Meat has been traded at Smithfield Market for more than 800 years, making it one of the oldest markets in London. A livestock market occupied the site as early as the 10th century.
The buildings stand above a warren of tunnels: previously, live animals were brought to market by hoof (from the mid-19th century onwards they arrived by rail) and were slaughtered on site. The former railway tunnels are now used for storage, parking and as basements.
For much of its history, Smithfield was a livestock market; now all the stock is dead, but the variety of animals is just as diverse — from prime fillet beef steaks to pork chops, lambs legs and offal (the latter has some exotic names, like honeycomb tripe). Smithfield is a wholesale market, and customers come here to buy in bulk.

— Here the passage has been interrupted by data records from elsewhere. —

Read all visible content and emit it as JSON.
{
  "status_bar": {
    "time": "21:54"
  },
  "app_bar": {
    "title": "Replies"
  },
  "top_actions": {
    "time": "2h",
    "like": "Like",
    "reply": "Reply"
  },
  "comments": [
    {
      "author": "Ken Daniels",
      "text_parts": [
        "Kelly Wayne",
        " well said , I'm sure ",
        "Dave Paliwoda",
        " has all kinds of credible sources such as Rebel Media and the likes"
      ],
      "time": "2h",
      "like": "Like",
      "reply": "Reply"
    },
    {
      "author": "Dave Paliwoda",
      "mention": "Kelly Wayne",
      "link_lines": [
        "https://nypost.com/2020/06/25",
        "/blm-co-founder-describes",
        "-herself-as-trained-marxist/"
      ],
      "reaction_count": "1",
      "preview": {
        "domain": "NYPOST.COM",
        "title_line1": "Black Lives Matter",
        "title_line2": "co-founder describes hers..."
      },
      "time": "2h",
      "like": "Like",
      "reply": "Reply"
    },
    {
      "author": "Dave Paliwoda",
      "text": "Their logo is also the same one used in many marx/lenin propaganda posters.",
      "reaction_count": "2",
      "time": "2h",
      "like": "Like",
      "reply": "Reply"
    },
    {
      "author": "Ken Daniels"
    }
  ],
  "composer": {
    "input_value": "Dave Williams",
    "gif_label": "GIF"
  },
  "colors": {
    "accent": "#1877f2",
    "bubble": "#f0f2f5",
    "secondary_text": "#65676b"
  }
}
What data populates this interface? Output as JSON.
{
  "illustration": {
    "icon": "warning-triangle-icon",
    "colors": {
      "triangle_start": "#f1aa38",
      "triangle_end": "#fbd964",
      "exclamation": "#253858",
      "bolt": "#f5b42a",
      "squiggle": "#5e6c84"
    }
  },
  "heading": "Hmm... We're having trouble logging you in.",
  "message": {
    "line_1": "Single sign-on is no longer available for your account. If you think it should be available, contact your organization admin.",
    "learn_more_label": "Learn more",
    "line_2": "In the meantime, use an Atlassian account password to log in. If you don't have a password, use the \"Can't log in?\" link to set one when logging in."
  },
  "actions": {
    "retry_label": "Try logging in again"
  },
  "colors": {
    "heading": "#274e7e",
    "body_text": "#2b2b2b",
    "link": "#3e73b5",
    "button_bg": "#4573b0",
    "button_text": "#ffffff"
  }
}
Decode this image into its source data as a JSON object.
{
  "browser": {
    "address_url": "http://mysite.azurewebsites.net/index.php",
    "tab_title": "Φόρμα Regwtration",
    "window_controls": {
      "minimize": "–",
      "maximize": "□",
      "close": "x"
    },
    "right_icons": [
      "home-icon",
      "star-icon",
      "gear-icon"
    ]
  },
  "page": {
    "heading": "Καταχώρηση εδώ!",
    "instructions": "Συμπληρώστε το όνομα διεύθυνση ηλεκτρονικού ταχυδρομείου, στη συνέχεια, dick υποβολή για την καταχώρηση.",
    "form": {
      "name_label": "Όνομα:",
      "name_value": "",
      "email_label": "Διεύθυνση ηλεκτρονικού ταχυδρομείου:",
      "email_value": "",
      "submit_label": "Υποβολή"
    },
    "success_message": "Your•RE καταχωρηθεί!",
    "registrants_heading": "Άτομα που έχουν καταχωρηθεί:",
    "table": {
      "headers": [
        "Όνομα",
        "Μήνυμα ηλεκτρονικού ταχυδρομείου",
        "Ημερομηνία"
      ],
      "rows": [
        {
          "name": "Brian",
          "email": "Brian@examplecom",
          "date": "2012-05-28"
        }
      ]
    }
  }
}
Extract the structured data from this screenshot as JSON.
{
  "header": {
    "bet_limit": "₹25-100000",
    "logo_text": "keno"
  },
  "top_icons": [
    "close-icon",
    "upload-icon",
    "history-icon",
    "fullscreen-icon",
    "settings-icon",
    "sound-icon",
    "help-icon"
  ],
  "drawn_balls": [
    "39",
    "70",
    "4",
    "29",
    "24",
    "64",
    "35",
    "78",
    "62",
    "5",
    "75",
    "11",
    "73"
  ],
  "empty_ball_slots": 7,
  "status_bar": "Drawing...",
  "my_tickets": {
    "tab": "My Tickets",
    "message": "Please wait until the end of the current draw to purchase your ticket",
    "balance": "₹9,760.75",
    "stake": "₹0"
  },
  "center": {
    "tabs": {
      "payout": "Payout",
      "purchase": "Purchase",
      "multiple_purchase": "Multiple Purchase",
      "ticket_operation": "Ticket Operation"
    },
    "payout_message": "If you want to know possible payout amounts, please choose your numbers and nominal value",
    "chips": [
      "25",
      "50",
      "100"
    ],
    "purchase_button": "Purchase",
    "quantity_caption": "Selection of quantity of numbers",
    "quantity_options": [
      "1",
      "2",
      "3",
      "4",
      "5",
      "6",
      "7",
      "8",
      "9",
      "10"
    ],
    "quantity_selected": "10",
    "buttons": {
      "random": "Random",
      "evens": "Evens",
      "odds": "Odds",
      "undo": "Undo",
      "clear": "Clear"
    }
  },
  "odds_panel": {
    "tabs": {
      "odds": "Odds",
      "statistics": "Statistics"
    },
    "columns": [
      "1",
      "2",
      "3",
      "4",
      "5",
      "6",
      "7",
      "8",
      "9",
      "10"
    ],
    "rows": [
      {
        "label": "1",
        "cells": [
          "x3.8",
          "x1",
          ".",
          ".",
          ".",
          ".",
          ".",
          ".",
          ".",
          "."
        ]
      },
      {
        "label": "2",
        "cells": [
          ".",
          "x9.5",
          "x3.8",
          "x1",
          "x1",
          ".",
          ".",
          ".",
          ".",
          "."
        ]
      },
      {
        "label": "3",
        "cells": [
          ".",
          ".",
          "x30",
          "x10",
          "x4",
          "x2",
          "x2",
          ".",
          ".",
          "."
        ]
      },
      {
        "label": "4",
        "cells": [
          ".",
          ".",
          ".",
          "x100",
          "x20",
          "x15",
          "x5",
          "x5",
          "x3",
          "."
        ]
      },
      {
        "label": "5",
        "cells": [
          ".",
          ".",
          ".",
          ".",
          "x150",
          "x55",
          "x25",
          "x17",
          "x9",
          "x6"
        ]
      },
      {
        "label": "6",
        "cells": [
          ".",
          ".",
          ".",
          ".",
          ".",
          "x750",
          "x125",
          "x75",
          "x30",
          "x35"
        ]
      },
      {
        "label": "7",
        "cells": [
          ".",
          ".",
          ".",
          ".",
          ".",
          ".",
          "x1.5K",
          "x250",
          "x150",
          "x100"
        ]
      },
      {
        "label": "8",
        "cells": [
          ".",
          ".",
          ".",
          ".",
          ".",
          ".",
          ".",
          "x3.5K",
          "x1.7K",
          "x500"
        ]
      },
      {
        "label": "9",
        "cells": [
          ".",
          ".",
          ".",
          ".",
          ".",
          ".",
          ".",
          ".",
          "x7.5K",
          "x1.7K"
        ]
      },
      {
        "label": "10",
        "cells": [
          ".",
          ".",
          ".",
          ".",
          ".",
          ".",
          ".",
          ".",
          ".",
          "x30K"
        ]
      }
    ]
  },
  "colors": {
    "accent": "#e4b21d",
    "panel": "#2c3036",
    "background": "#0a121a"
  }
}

Smithfield Market is one of just a handful of wholesale markets in London, including Billingsgate fish market and New Covent Garden. Over the years, the Victorian building has had various uses other than the trading of fresh meat. During the second world war, cold stores beneath Smithfield were used in an intriguing attempt to construct an aircraft carrier made out of ice.